From native plantings, to hand pollinating and seed collection, to controlling erosion, and monitoring for and removing invasive species, our stewardship staff and volunteers work year-round to maintain the high quality of our natural areas and preserves.
Invasive Species Management
The Leelanau Conservancy expends a lot of energy to control non-native, invasive plant populations on our public lands. This is the first and a critical step in the restoration of wild lands. We work with many partners including the Michigan Invasive Species Network, MSU Extension, townships, schools and citizens to help control invasive plants and bring the system back into balance. We have help from federal grants and generous donors and use a number of best management practices including conservation grazing, mechanical control and when necessary and appropriate, chemical control.
Native Plant Restoration
Whenever we can, we strive to get more native plants into the landscape. This includes replacing non-native shrubs with insect and bird-loving native shrubs at places like Chippewa Run, or helping to rebuild a declining population of showy lady slippers at our Soper Natural Area. This effort involves hand-pollinating flowers for increased seed production, or spreading wildflower seeds in areas with exposed soils, and also reforesting old agricultural fields with trees and shrubs to rebuild habitat. This even includes increasing milkweed and other butterfly-loving plants on our Leland Village Green to create butterfly habitat. We’ve had big projects where we’ve collected seeds and plants in jeopardy of demolition, had them grown out to then be placed back in their respective locations.

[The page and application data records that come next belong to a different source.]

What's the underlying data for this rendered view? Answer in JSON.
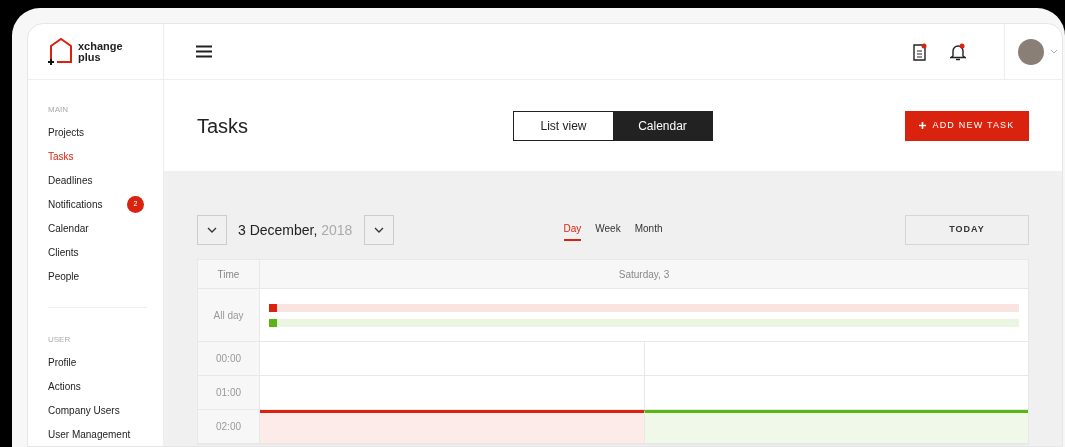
{
  "logo": {
    "line1": "xchange",
    "line2": "plus"
  },
  "sidebar": {
    "sections": [
      {
        "label": "MAIN",
        "items": [
          {
            "label": "Projects",
            "selected": false
          },
          {
            "label": "Tasks",
            "selected": true
          },
          {
            "label": "Deadlines",
            "selected": false
          },
          {
            "label": "Notifications",
            "selected": false,
            "badge": "2"
          },
          {
            "label": "Calendar",
            "selected": false
          },
          {
            "label": "Clients",
            "selected": false
          },
          {
            "label": "People",
            "selected": false
          }
        ]
      },
      {
        "label": "USER",
        "items": [
          {
            "label": "Profile",
            "selected": false
          },
          {
            "label": "Actions",
            "selected": false
          },
          {
            "label": "Company Users",
            "selected": false
          },
          {
            "label": "User Management",
            "selected": false
          }
        ]
      }
    ]
  },
  "topbar": {
    "icons": [
      {
        "kind": "document",
        "unread": true
      },
      {
        "kind": "bell",
        "unread": true
      }
    ]
  },
  "page": {
    "title": "Tasks",
    "view_toggle": [
      {
        "label": "List view",
        "selected": false
      },
      {
        "label": "Calendar",
        "selected": true
      }
    ],
    "add_button": "ADD NEW TASK"
  },
  "calendar": {
    "date": "3 December,",
    "year": "2018",
    "ranges": [
      {
        "label": "Day",
        "selected": true
      },
      {
        "label": "Week",
        "selected": false
      },
      {
        "label": "Month",
        "selected": false
      }
    ],
    "today_button": "TODAY",
    "time_header": "Time",
    "day_header": "Saturday, 3",
    "all_day_label": "All day",
    "all_day_events": [
      {
        "color": "#d9230f"
      },
      {
        "color": "#5cb314"
      }
    ],
    "hours": [
      {
        "label": "00:00",
        "cells": [
          {
            "kind": "free"
          },
          {
            "kind": "free"
          }
        ]
      },
      {
        "label": "01:00",
        "cells": [
          {
            "kind": "free"
          },
          {
            "kind": "free"
          }
        ]
      },
      {
        "label": "02:00",
        "cells": [
          {
            "kind": "event",
            "color": "#d9230f"
          },
          {
            "kind": "event",
            "color": "#5cb314"
          }
        ]
      }
    ]
  }
}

With our characteristic sandy soils in Leelanau County some of our restoration work includes erosion control. When soils are continually compacted or shifting it can disrupt native plant growth and also the way water travels. Our work may include installing erosion fencing to build soils back up or re-routing trails to help with water movement.